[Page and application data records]
----
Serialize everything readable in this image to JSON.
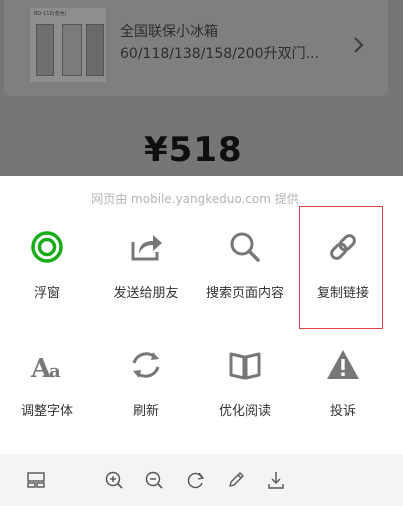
{
  "product": {
    "thumb_label": "BD-118(金色)",
    "title": "全国联保小冰箱",
    "subtitle": "60/118/138/158/200升双门...",
    "price": "¥518"
  },
  "share_sheet": {
    "provider_text": "网页由 mobile.yangkeduo.com 提供",
    "items": [
      {
        "label": "浮窗",
        "icon": "floating-window-icon"
      },
      {
        "label": "发送给朋友",
        "icon": "share-icon"
      },
      {
        "label": "搜索页面内容",
        "icon": "search-icon"
      },
      {
        "label": "复制链接",
        "icon": "link-icon"
      },
      {
        "label": "调整字体",
        "icon": "font-icon"
      },
      {
        "label": "刷新",
        "icon": "refresh-icon"
      },
      {
        "label": "优化阅读",
        "icon": "reader-icon"
      },
      {
        "label": "投诉",
        "icon": "warning-icon"
      }
    ]
  },
  "toolbar": {
    "icons": [
      "layout-icon",
      "zoom-in-icon",
      "zoom-out-icon",
      "rotate-icon",
      "edit-icon",
      "download-icon"
    ]
  },
  "colors": {
    "accent_green": "#1aad19",
    "icon_gray": "#777777",
    "highlight_red": "#dd4444"
  }
}
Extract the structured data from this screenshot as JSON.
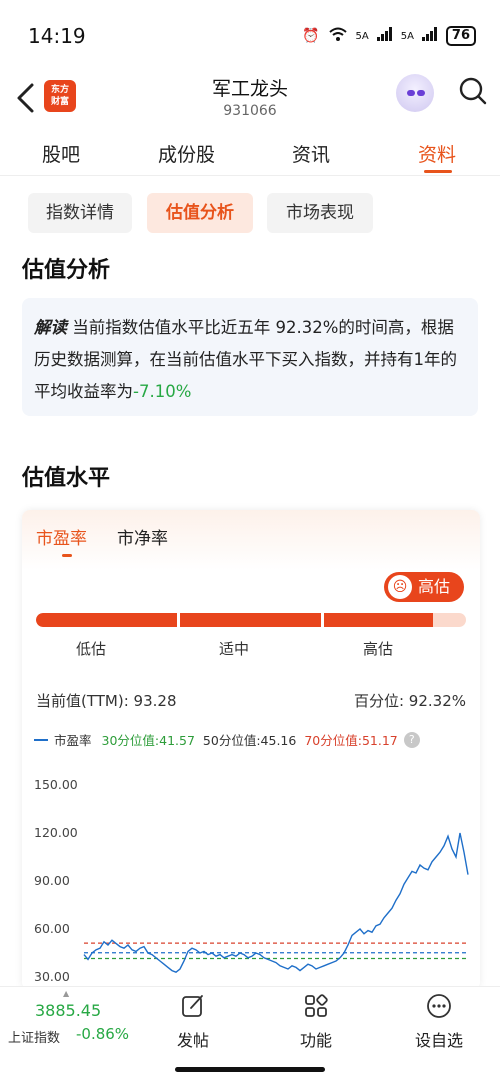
{
  "status_bar": {
    "time": "14:19",
    "signal1": "5A",
    "signal2": "5A",
    "battery": "76"
  },
  "header": {
    "title": "军工龙头",
    "code": "931066",
    "logo_line1": "东方",
    "logo_line2": "财富"
  },
  "tabs": [
    {
      "label": "股吧"
    },
    {
      "label": "成份股"
    },
    {
      "label": "资讯"
    },
    {
      "label": "资料",
      "active": true
    }
  ],
  "subtabs": [
    {
      "label": "指数详情"
    },
    {
      "label": "估值分析",
      "active": true
    },
    {
      "label": "市场表现"
    }
  ],
  "analysis": {
    "title": "估值分析",
    "tag": "解读",
    "text_before": "当前指数估值水平比近五年 92.32%的时间高，根据历史数据测算，在当前估值水平下买入指数，并持有1年的平均收益率为",
    "return_value": "-7.10%"
  },
  "valuation": {
    "title": "估值水平",
    "card_tabs": [
      {
        "label": "市盈率",
        "active": true
      },
      {
        "label": "市净率"
      }
    ],
    "badge": "高估",
    "level_percent": 92.32,
    "levels": [
      "低估",
      "适中",
      "高估"
    ],
    "current_label": "当前值(TTM):",
    "current_value": "93.28",
    "percentile_label": "百分位:",
    "percentile_value": "92.32%",
    "legend": {
      "series": "市盈率",
      "p30": "30分位值:41.57",
      "p50": "50分位值:45.16",
      "p70": "70分位值:51.17",
      "help": "?"
    }
  },
  "chart_data": {
    "type": "line",
    "series": [
      {
        "name": "市盈率",
        "values": [
          44,
          41,
          45,
          47,
          48,
          52,
          50,
          53,
          51,
          49,
          48,
          50,
          47,
          46,
          48,
          49,
          45,
          44,
          42,
          40,
          38,
          36,
          34,
          33,
          35,
          40,
          46,
          48,
          47,
          45,
          46,
          44,
          45,
          43,
          44,
          42,
          43,
          44,
          43,
          45,
          44,
          42,
          43,
          45,
          44,
          42,
          41,
          40,
          39,
          37,
          36,
          35,
          37,
          36,
          34,
          36,
          38,
          37,
          35,
          36,
          37,
          38,
          39,
          40,
          42,
          45,
          50,
          56,
          58,
          60,
          57,
          59,
          58,
          62,
          63,
          67,
          70,
          73,
          78,
          82,
          88,
          92,
          96,
          95,
          100,
          98,
          97,
          102,
          105,
          108,
          112,
          118,
          110,
          105,
          120,
          108,
          94
        ]
      }
    ],
    "reference_lines": [
      {
        "name": "30分位值",
        "value": 41.57,
        "color": "#2e9d3a"
      },
      {
        "name": "50分位值",
        "value": 45.16,
        "color": "#1f6fc9"
      },
      {
        "name": "70分位值",
        "value": 51.17,
        "color": "#d8412c"
      }
    ],
    "yticks": [
      "150.00",
      "120.00",
      "90.00",
      "60.00",
      "30.00"
    ],
    "ylim": [
      30,
      150
    ],
    "colors": {
      "line": "#1f6fc9"
    }
  },
  "bottom_bar": {
    "index_value": "3885.45",
    "index_name": "上证指数",
    "index_change": "-0.86%",
    "nav": [
      {
        "label": "发帖"
      },
      {
        "label": "功能"
      },
      {
        "label": "设自选"
      }
    ]
  }
}
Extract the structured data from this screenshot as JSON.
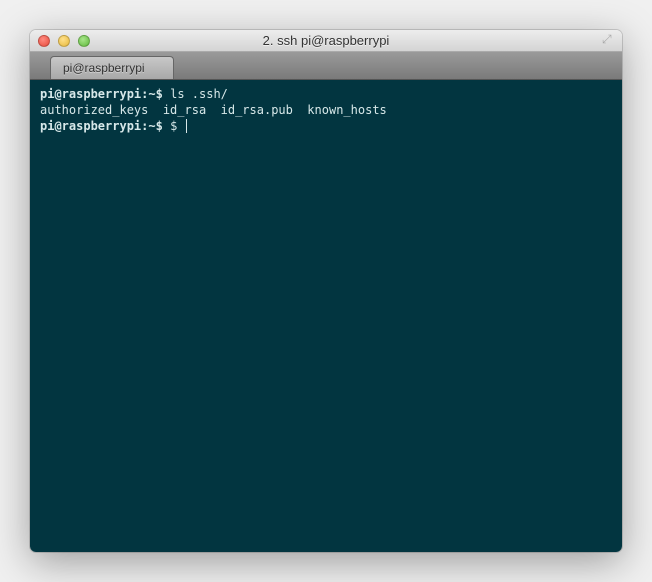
{
  "window": {
    "title": "2. ssh pi@raspberrypi"
  },
  "tab": {
    "label": "pi@raspberrypi"
  },
  "terminal": {
    "lines": [
      {
        "prompt_user": "pi@raspberrypi",
        "prompt_sep": ":",
        "prompt_path": "~",
        "prompt_dollar": "$",
        "command": "ls .ssh/"
      },
      {
        "output": "authorized_keys  id_rsa  id_rsa.pub  known_hosts"
      },
      {
        "prompt_user": "pi@raspberrypi",
        "prompt_sep": ":",
        "prompt_path": "~",
        "prompt_dollar": "$",
        "command": "$ ",
        "cursor": true
      }
    ]
  },
  "colors": {
    "terminal_bg": "#023540",
    "terminal_fg": "#d7e8e9"
  }
}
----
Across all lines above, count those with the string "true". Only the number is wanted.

(RESPONSE BOX): 4